Some weighted blankets have poly-fil along with the weighted material to give the blanket more of a “traditional” blanket appearance. This may be important for children who are embarrassed about their weighted blanket and want a bed cover that doesn’t draw attention.
When shopping for weighted blankets, you’ll find a wide range of weights. That’s because there is no one-size-fits-all when it comes to these therapeutic and comforting blankets.
As a rough rule of thumb, most blanket makers and occupational therapists recommend that a blanket for an older child, teen, or adult should weigh 10% of that person’s body weight, plus a pound or two if a bit of extra weight is desired. So for example, if you weigh 150 pounds, your blanket should weigh between 15 and 17 pounds.
However, this formula isn’t written in stone, and some people prefer blankets that are lighter or heavier than 10% of their body weight. Still, it’s particularly important to watch the weight if buying the blanket for a child; if your child is heavy for his age, go with a slightly lighter blanket. Also, while it’s true that your child will “outgrow” his weighted blanket eventually, it’s not a good idea to buy a heavier blanket with the idea that he will “grow into it.”

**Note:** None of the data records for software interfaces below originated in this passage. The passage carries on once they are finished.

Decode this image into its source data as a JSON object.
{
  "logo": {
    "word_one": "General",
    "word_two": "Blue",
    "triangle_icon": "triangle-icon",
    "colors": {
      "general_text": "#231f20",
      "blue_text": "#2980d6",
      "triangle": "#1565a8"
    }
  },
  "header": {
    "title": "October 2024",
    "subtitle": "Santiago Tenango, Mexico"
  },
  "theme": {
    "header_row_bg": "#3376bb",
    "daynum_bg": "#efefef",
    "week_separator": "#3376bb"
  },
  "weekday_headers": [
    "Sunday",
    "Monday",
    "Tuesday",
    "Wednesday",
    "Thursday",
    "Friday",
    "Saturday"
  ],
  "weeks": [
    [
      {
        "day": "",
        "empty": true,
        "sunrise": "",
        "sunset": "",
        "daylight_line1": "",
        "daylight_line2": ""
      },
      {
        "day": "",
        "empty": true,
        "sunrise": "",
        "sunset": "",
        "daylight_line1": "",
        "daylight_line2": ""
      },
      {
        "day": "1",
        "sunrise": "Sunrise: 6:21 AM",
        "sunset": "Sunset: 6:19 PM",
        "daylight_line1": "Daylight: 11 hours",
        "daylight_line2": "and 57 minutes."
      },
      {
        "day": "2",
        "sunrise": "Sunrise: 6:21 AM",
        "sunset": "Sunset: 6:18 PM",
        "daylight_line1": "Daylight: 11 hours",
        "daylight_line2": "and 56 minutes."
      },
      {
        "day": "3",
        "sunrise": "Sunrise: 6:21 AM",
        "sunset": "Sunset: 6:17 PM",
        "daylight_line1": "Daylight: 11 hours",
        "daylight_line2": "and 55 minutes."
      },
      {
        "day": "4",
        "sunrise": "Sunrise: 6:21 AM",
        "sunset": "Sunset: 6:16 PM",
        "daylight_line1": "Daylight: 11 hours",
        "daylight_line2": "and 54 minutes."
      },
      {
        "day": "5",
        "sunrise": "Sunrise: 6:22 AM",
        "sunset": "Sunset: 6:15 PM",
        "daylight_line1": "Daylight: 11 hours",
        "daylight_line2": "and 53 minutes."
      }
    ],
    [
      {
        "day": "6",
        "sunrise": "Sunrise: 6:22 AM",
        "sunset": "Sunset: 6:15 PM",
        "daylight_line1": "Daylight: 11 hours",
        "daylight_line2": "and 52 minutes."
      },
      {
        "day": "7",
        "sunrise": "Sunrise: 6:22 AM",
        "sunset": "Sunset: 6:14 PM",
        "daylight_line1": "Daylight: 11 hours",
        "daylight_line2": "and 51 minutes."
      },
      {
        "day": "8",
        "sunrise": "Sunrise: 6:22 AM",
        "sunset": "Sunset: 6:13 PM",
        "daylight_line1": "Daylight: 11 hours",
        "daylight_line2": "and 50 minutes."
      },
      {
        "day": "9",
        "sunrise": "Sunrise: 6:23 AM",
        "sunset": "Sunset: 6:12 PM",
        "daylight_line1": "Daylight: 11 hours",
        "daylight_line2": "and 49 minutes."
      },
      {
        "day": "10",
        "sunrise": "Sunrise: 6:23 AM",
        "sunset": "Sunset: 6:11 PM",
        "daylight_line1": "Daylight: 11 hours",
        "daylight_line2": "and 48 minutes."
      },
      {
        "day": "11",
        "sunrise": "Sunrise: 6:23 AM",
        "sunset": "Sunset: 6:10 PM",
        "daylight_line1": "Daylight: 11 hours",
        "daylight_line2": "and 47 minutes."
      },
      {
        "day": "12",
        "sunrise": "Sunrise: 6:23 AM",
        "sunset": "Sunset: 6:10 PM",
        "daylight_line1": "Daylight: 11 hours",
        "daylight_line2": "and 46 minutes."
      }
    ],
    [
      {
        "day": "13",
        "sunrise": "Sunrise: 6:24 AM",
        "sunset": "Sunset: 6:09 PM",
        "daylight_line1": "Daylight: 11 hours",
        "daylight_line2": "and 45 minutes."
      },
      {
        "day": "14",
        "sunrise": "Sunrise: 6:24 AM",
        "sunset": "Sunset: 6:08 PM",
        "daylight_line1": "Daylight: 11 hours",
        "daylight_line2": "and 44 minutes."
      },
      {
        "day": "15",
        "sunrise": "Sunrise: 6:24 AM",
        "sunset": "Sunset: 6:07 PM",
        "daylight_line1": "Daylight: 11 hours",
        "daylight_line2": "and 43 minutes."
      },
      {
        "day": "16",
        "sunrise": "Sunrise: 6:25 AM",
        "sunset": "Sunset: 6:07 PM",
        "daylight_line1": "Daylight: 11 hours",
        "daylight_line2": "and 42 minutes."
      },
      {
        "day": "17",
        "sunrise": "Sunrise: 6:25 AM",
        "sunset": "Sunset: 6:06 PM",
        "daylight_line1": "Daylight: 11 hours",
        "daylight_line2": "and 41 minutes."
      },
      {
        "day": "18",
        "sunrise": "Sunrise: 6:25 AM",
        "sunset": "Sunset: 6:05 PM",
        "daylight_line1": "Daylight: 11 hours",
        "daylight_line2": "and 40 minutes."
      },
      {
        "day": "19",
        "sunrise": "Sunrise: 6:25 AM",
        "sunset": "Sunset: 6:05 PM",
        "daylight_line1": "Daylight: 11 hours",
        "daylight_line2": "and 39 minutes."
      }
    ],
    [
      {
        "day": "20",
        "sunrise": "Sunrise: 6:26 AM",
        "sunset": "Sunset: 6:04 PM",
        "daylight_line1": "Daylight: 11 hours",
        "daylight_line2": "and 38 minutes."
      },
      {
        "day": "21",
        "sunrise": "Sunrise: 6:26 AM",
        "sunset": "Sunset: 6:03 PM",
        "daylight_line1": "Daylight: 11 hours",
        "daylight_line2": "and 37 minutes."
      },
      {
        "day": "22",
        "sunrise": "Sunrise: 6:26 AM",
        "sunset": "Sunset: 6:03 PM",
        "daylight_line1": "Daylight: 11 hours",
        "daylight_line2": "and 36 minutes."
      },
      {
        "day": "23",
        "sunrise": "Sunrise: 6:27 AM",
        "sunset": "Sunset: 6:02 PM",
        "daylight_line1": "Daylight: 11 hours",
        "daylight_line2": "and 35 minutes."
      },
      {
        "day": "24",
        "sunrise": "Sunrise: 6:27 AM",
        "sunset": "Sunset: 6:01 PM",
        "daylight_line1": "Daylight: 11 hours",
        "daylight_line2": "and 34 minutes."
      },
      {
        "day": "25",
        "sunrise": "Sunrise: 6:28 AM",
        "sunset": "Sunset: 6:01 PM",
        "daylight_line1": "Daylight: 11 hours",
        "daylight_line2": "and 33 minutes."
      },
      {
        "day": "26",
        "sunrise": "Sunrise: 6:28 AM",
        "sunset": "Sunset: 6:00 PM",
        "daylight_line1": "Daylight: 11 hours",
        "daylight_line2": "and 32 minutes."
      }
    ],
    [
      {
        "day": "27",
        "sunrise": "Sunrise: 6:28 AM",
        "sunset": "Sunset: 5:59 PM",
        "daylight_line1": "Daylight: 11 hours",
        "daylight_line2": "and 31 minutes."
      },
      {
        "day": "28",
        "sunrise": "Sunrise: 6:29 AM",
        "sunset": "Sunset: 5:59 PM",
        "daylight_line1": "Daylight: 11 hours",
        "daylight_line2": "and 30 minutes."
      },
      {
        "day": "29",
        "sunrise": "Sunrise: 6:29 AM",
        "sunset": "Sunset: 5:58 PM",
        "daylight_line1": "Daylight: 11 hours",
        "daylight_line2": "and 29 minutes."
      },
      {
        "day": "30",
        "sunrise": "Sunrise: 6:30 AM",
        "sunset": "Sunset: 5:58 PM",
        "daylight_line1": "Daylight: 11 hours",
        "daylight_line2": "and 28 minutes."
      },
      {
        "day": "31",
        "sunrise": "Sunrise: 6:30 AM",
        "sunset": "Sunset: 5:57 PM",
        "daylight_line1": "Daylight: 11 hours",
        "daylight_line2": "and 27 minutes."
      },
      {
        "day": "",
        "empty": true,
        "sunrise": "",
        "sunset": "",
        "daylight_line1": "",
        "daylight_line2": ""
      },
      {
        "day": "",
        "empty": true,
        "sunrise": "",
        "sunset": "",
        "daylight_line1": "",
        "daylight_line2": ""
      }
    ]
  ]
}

Weighted blankets are not safe for babies or toddlers. Never use a heavy blanket on anyone who is not able to easily remove the blanket if they desire.
A weighted blanket should never be used as a restraint or punishment.
Keep your adult-weight blanket away from your kids.
If the blanket is for someone elderly or with limited strength, go with a lighter blanket, not the full 10% of their body weight.
If you are looking for relief from anxiety, you may find a blanket that’s a few pounds above the usual guideline helps you the most.
Sufferers of restless leg syndrome often find relief with a small weighted blanket covering their legs at night.
If you are seeking relief from anxiety or insomnia, you’ll want to spend the night under a blanket sized to fit your bed. If you are hoping for better focus or calm during the day, a small blanket that wraps around your shoulders might be all you need.
Many children with sensory disorders or ADHD find it easier to focus and sit still with a small weighted blanket across their lap.
You might be surprised at the price of a weighted blanket; these therapeutic blankets are far more expensive than regular blankets. Generally, weighted blankets cost between $100 and $200, with custom-made blankets hovering at the higher end of the range. Depending on the vendor, you might also pay quite a bit to ship the blanket to your home because of its weight. Don’t scrimp, however; a cheap weighted blanket is likely to fall apart quickly.
Q. Are weighted blankets safe for everyone?
A. While the majority of people are perfectly safe with a weighted blanket, there are a few exceptions. Babies and toddlers under the age of two should never be given a weighted blanket. Avoid heavy blankets with anyone who has limited upper body strength or general weakness that would make it difficult to remove the blanket when desired. And if you have a respiratory illness, high blood pressure, breathing difficulties, or diabetes, check with your doctor before buying a weighted blanket.
Q. Can I wash my weighted blanket in the washing machine?
A. It depends. Some blankets are washer-and-dryer safe and some are not. The blanket maker will specify washing directions. If you want to buy a blanket that isn’t safe for the washing machine, consider purchasing a duvet cover to protect the blanket. That way, you simply wash the cover, not the blanket itself.
Q. For what conditions are weighted blankets helpful?
A. Weighted blankets are helpful with a wide range of conditions, including anxiety, insomnia, PTSD, sensory processing disorders, autism spectrum disorders, restless leg syndrome, and chronic pain conditions such as fibromyalgia.